Remember: mistakes and shortcomings are a normal part of the learning process. Writing songs and playing them is complicated and challenging, and you can’t avoid rough edges. Instead, you must embrace them.
Calmly notice problems, then work on them. You can and will build yourself up higher with patience and training.
Two ways to reveal imperfections
1. To get a more objective view of your own work, record yourself playing and listen critically to the recording. Take notes as you listen. It’s easier to judge your own work when you’re not actually performing it.
Focus deeply on the recording. Try to hear yourself as an impartial audience member, like you’re sitting in the front row of your own concert.
2. Another way to get helpful feedback is to ask someone knowledgeable (a teacher or a trained musician). This takes a certain humble spirit, but the insights you gain are more than worth it.
A few common flaws to listen for
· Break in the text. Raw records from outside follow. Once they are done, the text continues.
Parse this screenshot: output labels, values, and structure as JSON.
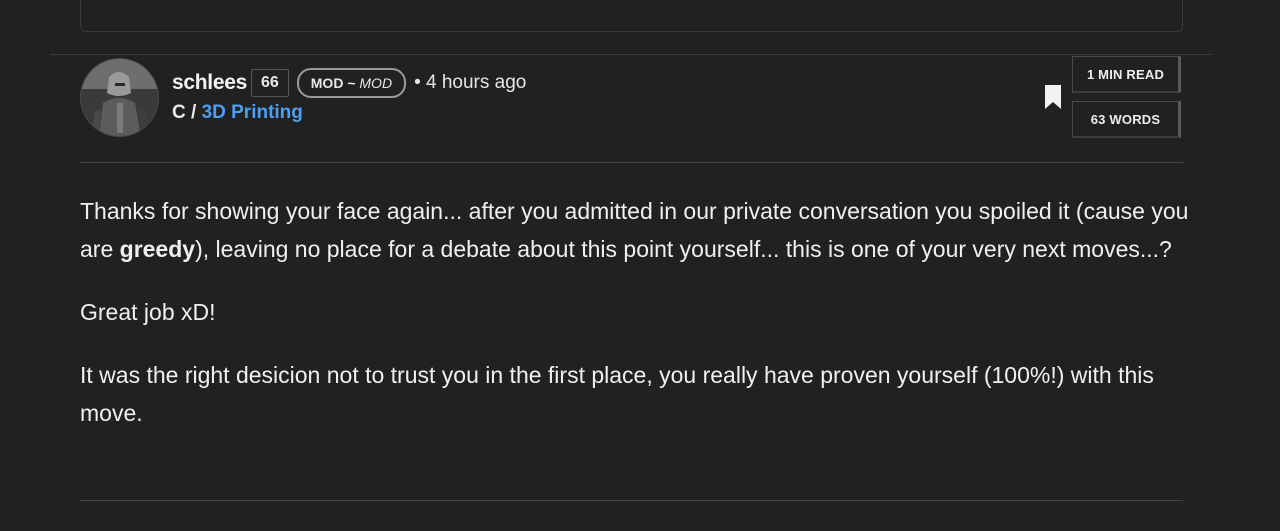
{
  "post": {
    "author": "schlees",
    "reputation": "66",
    "role_badge": {
      "main": "MOD ~ ",
      "sub": "MOD"
    },
    "timestamp": "• 4 hours ago",
    "community_prefix": "C / ",
    "community_name": "3D Printing",
    "stats": {
      "read_time": "1 MIN READ",
      "word_count": "63 WORDS"
    },
    "body": {
      "p1_before": "Thanks for showing your face again... after you admitted in our private conversation you spoiled it (cause you are ",
      "p1_bold": "greedy",
      "p1_after": "), leaving no place for a debate about this point yourself... this is one of your very next moves...?",
      "p2": "Great job xD!",
      "p3": "It was the right desicion not to trust you in the first place, you really have proven yourself (100%!) with this move."
    }
  },
  "icons": {
    "avatar": "avatar-image",
    "bookmark": "bookmark-icon"
  },
  "colors": {
    "background": "#212121",
    "link": "#4e9ff2",
    "divider": "#444444"
  }
}
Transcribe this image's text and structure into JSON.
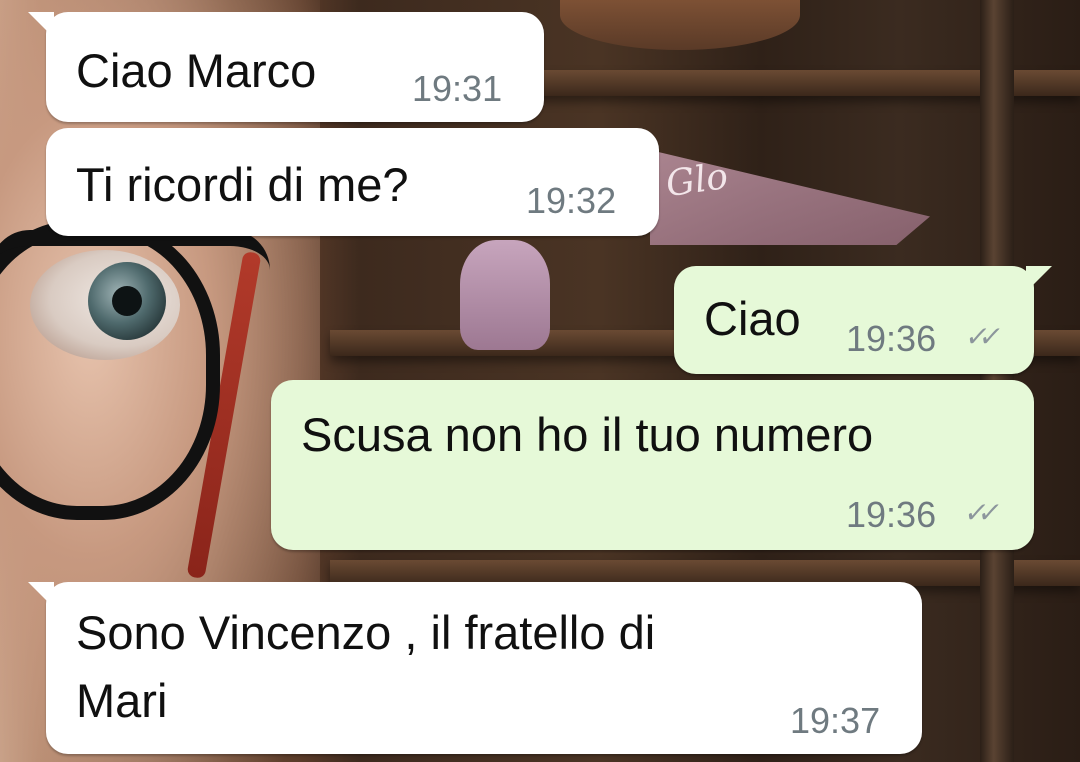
{
  "chat": {
    "messages": [
      {
        "direction": "incoming",
        "text": "Ciao Marco",
        "time": "19:31"
      },
      {
        "direction": "incoming",
        "text": "Ti ricordi di me?",
        "time": "19:32"
      },
      {
        "direction": "outgoing",
        "text": "Ciao",
        "time": "19:36",
        "status": "read"
      },
      {
        "direction": "outgoing",
        "text": "Scusa non ho il tuo numero",
        "time": "19:36",
        "status": "read"
      },
      {
        "direction": "incoming",
        "text_line1": "Sono Vincenzo , il fratello di",
        "text_line2": "Mari",
        "time": "19:37"
      }
    ]
  },
  "wallpaper": {
    "banner_text": "Glo"
  },
  "colors": {
    "incoming_bubble": "#ffffff",
    "outgoing_bubble": "#e6f9d8",
    "timestamp": "#6f7a80"
  }
}
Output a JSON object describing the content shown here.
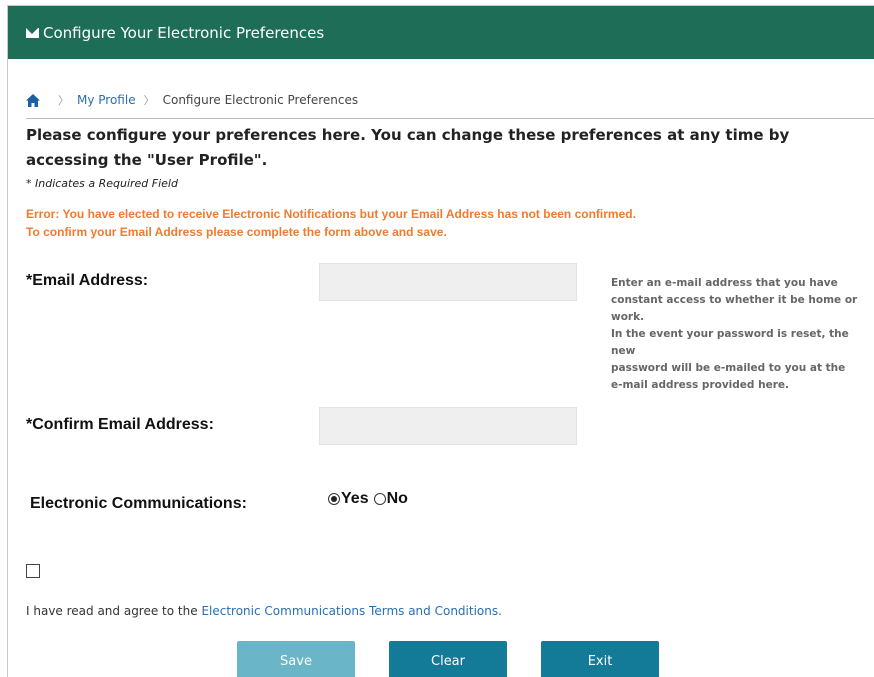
{
  "header": {
    "title": "Configure Your Electronic Preferences",
    "icon": "envelope-icon"
  },
  "breadcrumb": {
    "home_icon": "home-icon",
    "items": [
      "My Profile",
      "Configure Electronic Preferences"
    ]
  },
  "intro": "Please configure your preferences here. You can change these preferences at any time by accessing the \"User Profile\".",
  "required_note": "* Indicates a Required Field",
  "error": {
    "line1": "Error: You have elected to receive Electronic Notifications but your Email Address has not been confirmed.",
    "line2": "To confirm your Email Address please complete the form above and save."
  },
  "form": {
    "email_label": "*Email Address:",
    "email_value": "",
    "confirm_label": "*Confirm Email Address:",
    "confirm_value": "",
    "comm_label": "Electronic Communications:",
    "comm_options": [
      "Yes",
      "No"
    ],
    "comm_selected": "Yes"
  },
  "help": {
    "line1": "Enter an e-mail address that you have",
    "line2": "constant access to whether it be home or",
    "line3": "work.",
    "line4": "In the event your password is reset, the new",
    "line5": "password will be e-mailed to you at the",
    "line6": "e-mail address provided here."
  },
  "agree": {
    "checked": false,
    "text": "I have read and agree to the ",
    "link": "Electronic Communications Terms and Conditions."
  },
  "buttons": {
    "save": "Save",
    "clear": "Clear",
    "exit": "Exit"
  },
  "colors": {
    "header_bg": "#1e6e57",
    "error": "#f07a30",
    "link": "#2a6fb0",
    "button": "#137a98",
    "button_disabled": "#6bb5c8"
  }
}
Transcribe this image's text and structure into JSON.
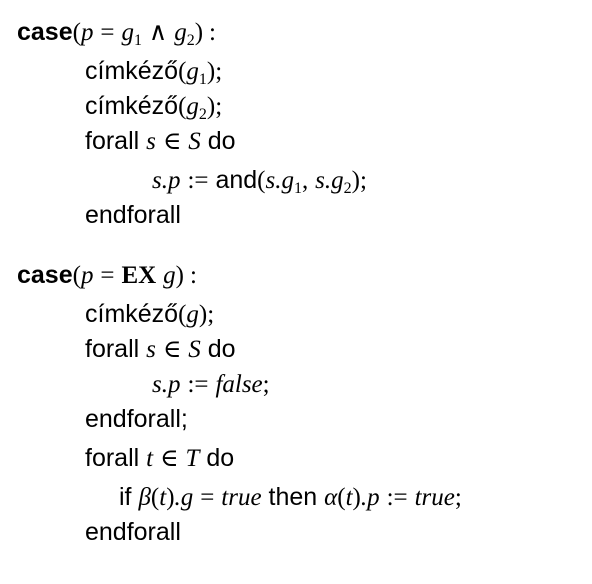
{
  "kw": {
    "case": "case",
    "forall": "forall",
    "do": "do",
    "endforall": "endforall",
    "endforall_semi": "endforall;",
    "if": "if",
    "then": "then",
    "and": "and",
    "label": "címkéző",
    "ex": "EX"
  },
  "sym": {
    "lp": "(",
    "rp": ")",
    "rp_semi": ");",
    "eq": "=",
    "wedge": "∧",
    "in": "∈",
    "assign": ":=",
    "colon": ":",
    "comma": ",",
    "semi": ";",
    "one": "1",
    "two": "2"
  },
  "vars": {
    "p": "p",
    "g": "g",
    "s": "s",
    "S": "S",
    "t": "t",
    "T": "T",
    "beta": "β",
    "alpha": "α",
    "false": "false",
    "true": "true",
    "s_dot_p": "s.p",
    "s_dot_g": "s.g",
    "dot_g": ".g",
    "dot_p": ".p"
  }
}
At the most basic level, being “correct” just means using words correctly in your lyric; making sure all the notes ring out in whatever chord you’re playing; singing neither flat nor sharp but right on the pitch—basic concerns like that.
Simple things like this are the very foundation of songwriting: the ability to turn your ideas into reality without any glaring defects.
If you can’t clearly explain the meaning of a word with absolute certainty, take a few seconds to look it up in a dictionary before you use it in your lyric.
Avoid cramming too many syllables into a line. If you find yourself needing to awkwardly rush to deliver a line, edit the line down to a length that fits the melody. You’ll breathe easier while you perform the piece—and so will your audience.
Write believably. You want your lyric to be factually accurate, you want it to make sense, and you want it to be believable.
Memorize your lyric. For performance purposes, you’ll of course need to memorize every word of your lyric correctly so that you can easily recall it even in stressful, distracting situations like live performance or studio recording.
Instrumentally and vocally, you’ll want to avoid any mistakes that distract the listener or otherwise weaken the experience.
When you miss a note—clunk—or hit a sour note, focus on the problem and work on that passage of music for a while. Slow down and repeat the bothersome bit over and over until it sounds and feels totally clean and accurate.
Be patient with yourself throughout this process. It takes some time and certainly some energy. I’ll admit it’s not the most exciting thing you can do with your spare time.
But this kind of musical housekeeping is totally worth it. Nail down the basics really firmly—everything else depends on them.
Bear in mind there’s no single, universal standard for correctness. Songwriting is a very complex and flexible craft; what’s wrong for one song may be perfect for another.
This doesn’t mean that anything goes, though—it means you have to work to develop your artistic judgment. Once you’ve envisioned exactly what you want to do, the virtue of Correctness is all about executing that idea as well as you can.
Repeating a chorus chord progression over a hundred times until it’s smooth and effortless may not be the most fun you can have on a Saturday night, but it’s a necessary part of making sure your ideas really shine on stage and on record.
This is the spadework of songwriting, and it’s crucial for making your own grand ideas reality. Get your lyric memorized and the music correct—so that you can focus on higher concerns, like delivering your song with high emotional impact.
In the next post, we’ll talk about the second virtue of songwriting: clarity. Does your audience understand what you’re singing about? Are your best and most important ideas getting through to them?
Photo of piano by hsingy. Nice one, eh?